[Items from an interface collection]
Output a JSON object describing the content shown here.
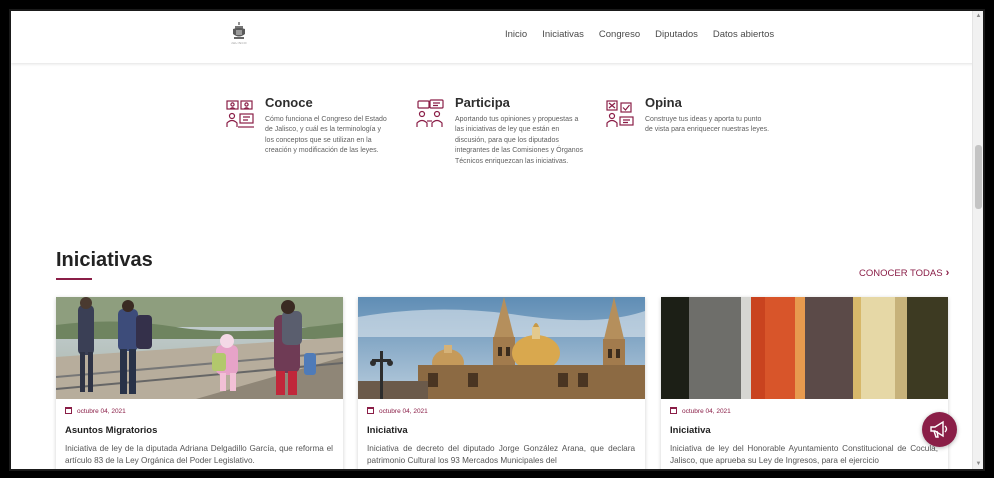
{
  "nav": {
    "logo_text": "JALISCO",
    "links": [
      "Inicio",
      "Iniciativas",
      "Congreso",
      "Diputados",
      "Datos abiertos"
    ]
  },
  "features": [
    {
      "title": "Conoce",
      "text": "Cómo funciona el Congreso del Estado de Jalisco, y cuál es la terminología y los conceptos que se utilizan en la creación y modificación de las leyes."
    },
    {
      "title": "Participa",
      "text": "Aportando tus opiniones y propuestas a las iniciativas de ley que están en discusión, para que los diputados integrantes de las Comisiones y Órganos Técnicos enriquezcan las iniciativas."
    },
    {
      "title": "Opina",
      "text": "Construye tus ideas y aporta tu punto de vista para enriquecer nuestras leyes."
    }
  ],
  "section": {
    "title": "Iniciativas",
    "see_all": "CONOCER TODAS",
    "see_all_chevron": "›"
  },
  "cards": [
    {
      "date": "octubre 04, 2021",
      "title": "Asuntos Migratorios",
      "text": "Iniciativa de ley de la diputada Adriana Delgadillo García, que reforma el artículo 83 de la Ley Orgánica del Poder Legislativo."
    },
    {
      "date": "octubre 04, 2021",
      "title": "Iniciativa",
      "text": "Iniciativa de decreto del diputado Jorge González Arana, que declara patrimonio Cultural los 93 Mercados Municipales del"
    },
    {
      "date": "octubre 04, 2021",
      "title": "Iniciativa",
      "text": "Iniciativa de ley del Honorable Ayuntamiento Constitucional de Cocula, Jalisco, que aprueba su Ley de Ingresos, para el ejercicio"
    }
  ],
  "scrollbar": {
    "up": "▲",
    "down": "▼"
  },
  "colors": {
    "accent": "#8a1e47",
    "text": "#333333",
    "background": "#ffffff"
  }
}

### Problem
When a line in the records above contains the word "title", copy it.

### Answer section
      "title": "Conoce",
      "title": "Participa",
      "title": "Opina",
    "title": "Iniciativas",
      "title": "Asuntos Migratorios",
      "title": "Iniciativa",
      "title": "Iniciativa",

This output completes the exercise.